What do you think will be the main benefits of winning the grant? Innovations are often met with strong resistance. Attending an international conference would allow us to gain a broader audience for the work that we do, which could potentially increase our credibility and legitimacy. We also plan to publish our findings in a highly-respected peer-reviewed journal. These two factors could help us increase buy-in from our local stakeholders for adoption and broader implementation. After all, good evidence should be front and centre in policy and decision-making. How do you think this opportunity will contribute to your research? As an individual professional, this grant provides me with a platform to showcase the work that I have done. Furthermore, as a young researcher from a developing country, this boosts my confidence and inspires me to do more. I am looking forward to the networks and connections that could be established when I attend the conference. These scholars and researchers could spur collaboration that could build on our current work.

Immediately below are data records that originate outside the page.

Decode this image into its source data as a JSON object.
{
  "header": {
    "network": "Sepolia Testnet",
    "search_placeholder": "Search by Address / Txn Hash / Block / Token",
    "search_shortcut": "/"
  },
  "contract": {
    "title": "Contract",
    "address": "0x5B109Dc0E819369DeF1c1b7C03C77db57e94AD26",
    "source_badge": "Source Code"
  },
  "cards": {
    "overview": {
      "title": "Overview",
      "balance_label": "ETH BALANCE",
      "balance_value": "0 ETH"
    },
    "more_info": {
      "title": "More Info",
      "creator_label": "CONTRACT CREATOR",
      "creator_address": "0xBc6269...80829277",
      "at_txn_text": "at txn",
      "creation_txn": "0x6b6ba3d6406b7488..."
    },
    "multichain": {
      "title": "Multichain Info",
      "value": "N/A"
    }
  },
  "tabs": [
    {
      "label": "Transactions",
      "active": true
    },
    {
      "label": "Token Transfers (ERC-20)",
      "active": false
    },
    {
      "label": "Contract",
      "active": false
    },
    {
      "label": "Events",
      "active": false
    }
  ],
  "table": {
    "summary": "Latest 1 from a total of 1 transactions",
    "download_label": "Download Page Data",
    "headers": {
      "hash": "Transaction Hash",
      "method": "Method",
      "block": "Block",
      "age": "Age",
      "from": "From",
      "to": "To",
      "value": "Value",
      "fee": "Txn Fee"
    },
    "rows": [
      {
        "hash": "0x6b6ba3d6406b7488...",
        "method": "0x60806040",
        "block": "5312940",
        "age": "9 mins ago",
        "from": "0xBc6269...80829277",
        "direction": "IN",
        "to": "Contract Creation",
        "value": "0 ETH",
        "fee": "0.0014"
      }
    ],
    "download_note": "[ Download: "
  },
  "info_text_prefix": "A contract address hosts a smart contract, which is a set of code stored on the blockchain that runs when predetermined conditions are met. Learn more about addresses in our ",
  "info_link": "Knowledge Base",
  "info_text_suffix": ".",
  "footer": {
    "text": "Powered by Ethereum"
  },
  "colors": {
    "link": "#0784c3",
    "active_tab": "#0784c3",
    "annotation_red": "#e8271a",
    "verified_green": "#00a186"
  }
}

Dickson Lwetoijera, MSc, PhD

EHES and Training Departments, Chief Research Scientist, Ifakara Health Institute (Tanzania)

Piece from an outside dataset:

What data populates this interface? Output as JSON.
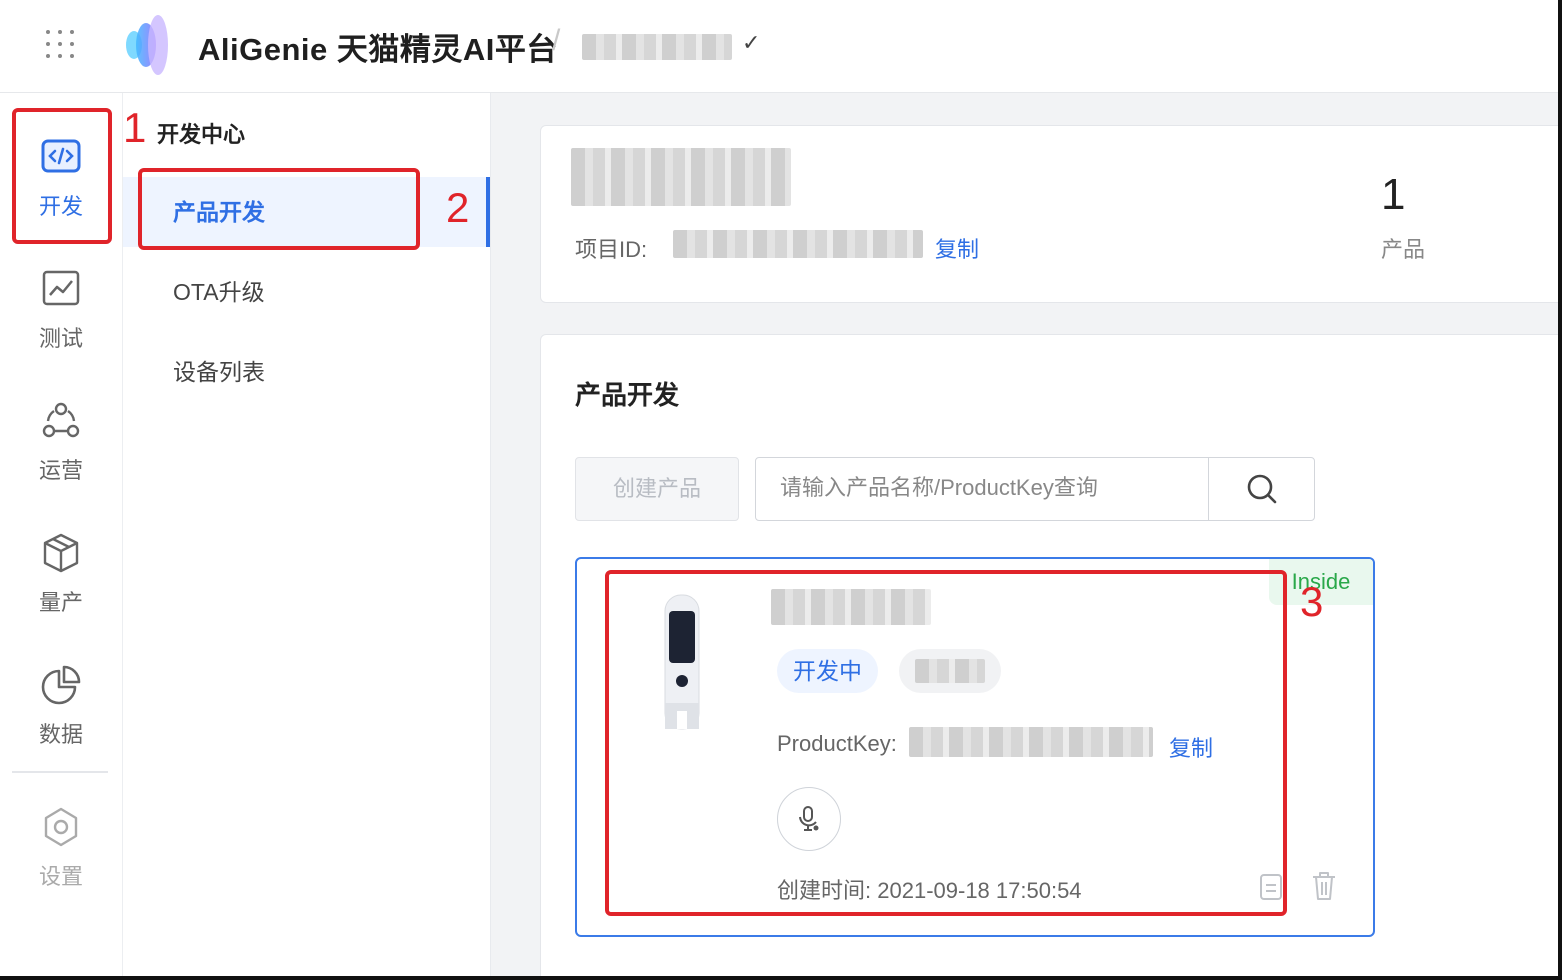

the previous winner of the grant
Dickson Wilson Lwetoijera is Chief Research Scientist at Ifakara Health Institute (IHI), an Adjust Professor at Nelson Mandela African Institution of Science and Technology (NM-AIST), and a Wellcome Trust International Intermediate Fellow (2020-2024). He graduated with a PhD in Medical Entomology from Liverpool School of Tropical Medicine in 2016. With 12 years of experience in malaria vectors control research, he has made notable contributions to the field, some of which include, 30 peer-reviewed publications, participated in the fundraising of 4.9 million USD; and reviewed over 31 research manuscripts submitted for publication on international peer-reviewed journals. Dr Lwetoijera is also an Editorial Board Member of the journal Frontiers in Sustainable Cities and the Deputy Head of the Training and Capacity Building department at IHI. His research interest focuses on alternative vector control tools with the potential to target mosquitoes outdoors. Specifically, he focuses on auto dissemination, mosquito-assisted larviciding and genetic-based technologies for mosquito control. Find out more about Dr Lwetoijera's research.